NZRU chief executive Steve Tew responded by saying "racism is not tolerated in rugby ... full stop" and that there was no need for a campaign against racism because the code had several role models promoting racial harmony.

True, think of Buck Shelford and Tana Umaga as skippers; Steven Pokere, Joe Stanley, Frano Botica and Graeme Bachop as thinkers; and coaches David Rennie and Jamie Joseph turning around perennial underperformers the Chiefs and Highlanders.

However, logical evidence to the contrary does not stamp out the illogicality of racism without also drawing a line in the sand.

The difficulty is that the NZRU code of conduct does not mention racism.
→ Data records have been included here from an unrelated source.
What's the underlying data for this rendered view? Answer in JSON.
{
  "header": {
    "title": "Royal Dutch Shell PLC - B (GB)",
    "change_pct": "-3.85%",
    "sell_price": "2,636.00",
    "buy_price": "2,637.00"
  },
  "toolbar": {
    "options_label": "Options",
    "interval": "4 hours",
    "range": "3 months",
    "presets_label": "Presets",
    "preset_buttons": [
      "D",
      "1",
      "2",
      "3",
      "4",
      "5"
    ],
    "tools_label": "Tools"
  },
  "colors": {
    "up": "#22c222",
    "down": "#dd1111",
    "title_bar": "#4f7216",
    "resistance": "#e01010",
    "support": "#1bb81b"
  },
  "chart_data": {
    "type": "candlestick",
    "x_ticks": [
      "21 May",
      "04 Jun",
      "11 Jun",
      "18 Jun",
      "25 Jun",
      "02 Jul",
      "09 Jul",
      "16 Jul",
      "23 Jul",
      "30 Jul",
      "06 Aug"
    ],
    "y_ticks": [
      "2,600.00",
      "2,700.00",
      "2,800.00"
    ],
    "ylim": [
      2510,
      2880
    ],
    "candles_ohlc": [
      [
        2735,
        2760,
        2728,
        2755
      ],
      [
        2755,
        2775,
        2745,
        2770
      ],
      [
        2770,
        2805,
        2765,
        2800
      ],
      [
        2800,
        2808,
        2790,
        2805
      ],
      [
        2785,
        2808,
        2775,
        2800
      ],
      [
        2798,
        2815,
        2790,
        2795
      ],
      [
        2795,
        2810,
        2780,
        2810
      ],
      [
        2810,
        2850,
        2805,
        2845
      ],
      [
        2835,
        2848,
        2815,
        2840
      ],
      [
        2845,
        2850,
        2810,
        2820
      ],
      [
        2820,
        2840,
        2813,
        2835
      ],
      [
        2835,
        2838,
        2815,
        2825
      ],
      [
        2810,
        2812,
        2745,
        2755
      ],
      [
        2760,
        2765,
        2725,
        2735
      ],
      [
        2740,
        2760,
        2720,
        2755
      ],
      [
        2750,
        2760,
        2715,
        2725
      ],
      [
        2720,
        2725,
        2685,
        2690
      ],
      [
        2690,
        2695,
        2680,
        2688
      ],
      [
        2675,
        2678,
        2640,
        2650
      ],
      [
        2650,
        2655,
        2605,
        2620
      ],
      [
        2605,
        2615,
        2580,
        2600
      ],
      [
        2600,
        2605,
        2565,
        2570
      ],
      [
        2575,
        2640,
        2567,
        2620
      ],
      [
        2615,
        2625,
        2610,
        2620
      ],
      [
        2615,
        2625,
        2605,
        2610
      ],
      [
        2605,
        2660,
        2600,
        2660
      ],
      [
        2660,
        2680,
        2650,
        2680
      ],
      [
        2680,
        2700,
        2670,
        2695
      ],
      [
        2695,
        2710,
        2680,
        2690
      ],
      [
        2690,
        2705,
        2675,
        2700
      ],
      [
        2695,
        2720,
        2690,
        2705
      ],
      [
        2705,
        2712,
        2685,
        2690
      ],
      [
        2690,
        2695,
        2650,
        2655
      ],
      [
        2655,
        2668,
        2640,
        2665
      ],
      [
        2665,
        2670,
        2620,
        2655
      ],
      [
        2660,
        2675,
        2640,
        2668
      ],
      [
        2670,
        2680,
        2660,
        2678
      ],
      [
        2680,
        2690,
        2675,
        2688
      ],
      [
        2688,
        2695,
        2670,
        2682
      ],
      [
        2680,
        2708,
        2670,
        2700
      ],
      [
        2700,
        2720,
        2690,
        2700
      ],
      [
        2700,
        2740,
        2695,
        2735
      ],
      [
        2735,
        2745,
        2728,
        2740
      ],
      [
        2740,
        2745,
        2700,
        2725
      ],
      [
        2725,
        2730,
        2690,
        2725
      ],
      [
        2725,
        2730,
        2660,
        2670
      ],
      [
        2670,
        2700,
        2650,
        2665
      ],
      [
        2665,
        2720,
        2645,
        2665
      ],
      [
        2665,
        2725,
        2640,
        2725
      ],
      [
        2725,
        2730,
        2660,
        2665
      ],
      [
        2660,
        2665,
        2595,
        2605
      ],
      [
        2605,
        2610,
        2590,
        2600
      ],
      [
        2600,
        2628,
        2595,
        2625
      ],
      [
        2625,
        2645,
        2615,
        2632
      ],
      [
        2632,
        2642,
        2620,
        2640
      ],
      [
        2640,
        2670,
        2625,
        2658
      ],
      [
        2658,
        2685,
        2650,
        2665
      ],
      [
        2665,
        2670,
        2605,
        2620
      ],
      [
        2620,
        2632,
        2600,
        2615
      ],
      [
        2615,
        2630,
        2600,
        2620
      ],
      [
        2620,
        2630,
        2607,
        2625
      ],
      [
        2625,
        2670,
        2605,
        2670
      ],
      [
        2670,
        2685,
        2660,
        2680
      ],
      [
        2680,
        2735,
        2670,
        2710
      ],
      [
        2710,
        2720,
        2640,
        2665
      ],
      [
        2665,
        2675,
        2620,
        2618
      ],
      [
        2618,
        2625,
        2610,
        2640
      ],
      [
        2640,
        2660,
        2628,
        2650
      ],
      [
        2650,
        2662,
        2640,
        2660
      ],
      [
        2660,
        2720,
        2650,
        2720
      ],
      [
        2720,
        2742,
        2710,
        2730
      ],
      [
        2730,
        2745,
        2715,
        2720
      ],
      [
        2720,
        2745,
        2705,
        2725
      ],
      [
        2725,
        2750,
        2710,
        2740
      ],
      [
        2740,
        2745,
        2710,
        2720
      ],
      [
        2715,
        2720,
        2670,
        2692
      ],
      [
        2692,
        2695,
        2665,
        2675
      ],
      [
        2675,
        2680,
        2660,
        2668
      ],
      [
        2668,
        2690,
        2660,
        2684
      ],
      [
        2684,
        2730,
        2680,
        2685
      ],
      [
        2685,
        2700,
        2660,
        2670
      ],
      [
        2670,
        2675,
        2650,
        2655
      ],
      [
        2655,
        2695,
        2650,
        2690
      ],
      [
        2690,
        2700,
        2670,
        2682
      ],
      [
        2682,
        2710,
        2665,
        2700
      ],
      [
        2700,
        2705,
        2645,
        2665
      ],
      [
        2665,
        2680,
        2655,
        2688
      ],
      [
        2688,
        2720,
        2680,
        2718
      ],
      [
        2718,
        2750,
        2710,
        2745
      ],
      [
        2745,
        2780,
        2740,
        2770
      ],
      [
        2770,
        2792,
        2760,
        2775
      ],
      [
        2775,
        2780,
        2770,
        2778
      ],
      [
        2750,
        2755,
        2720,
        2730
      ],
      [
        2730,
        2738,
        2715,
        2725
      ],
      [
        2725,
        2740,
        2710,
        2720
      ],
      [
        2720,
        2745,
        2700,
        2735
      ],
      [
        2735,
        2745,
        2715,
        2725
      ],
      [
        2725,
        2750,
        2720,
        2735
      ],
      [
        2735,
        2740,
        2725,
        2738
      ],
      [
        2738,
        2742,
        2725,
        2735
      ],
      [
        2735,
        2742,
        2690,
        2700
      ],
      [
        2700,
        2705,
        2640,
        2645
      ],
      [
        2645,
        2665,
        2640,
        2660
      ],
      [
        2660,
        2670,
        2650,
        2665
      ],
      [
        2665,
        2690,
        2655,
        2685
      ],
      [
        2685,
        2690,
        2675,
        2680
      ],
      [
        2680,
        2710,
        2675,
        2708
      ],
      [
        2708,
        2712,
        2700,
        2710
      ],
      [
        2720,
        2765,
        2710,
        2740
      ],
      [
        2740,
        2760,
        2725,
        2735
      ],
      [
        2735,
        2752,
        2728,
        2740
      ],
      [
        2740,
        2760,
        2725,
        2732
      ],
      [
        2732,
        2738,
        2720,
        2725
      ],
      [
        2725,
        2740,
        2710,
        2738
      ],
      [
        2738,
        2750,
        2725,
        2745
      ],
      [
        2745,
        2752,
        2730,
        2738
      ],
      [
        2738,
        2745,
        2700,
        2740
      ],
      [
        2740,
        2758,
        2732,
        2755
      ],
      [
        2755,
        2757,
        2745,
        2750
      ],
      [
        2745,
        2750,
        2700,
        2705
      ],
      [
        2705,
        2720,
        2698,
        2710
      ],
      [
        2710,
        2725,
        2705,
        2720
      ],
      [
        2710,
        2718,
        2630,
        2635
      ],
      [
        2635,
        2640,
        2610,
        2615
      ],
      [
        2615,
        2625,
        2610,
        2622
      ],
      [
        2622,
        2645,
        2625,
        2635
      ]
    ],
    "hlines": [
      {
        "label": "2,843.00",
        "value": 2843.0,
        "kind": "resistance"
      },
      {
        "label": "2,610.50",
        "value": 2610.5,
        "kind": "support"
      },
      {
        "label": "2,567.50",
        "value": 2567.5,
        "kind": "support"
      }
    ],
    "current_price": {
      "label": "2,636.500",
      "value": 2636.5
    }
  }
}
There are no prohibitions or penalties.

After the Celtic-Mackenzie incident, the Polynesian player was rightfully suspended for physical retaliation. However, the player who taunted him went unpunished.

In 2010, Tew condemned comments by former All Black Andy Haden about "darkies" as "insulting" but did nothing else. It was left to the Government to pressure him into resigning from the role of Rugby World Cup ambassador.

Nor did the NZRU act during the St Bede's incident.

In response to the Lam affair, Tew reiterated that "racism is unacceptable" and insisted on zero tolerance. However, no action has been taken.

Inaction is acceptance; racism condoned by default.

A stronger code is important because unlike in Britain we do not have robust hate crime legislation to fall back on. Section 131 of the Human Rights Act on racial incitement is largely ineffectual and section 9 of the Sentencing Act 2002 only considers racism as a factor secondary to another offence.

Another issue is the cultural balance between players and officials. About 70 per cent of the wider Blues squad is of Polynesian descent while administrative staffing is about 90 per cent Pakeha. Where one culture dominates playing and another administration both are open to underperformance without careful and conscious management.

The difference between racism in British and New Zealand sport may be more imagined than real. Britain openly addresses it and may appear to have more. We are silent and pretend there is none.

In this country, racism remains a dirty secret.

Rawiri Taonui is professor of indigenous studies (adjunct) at AUT.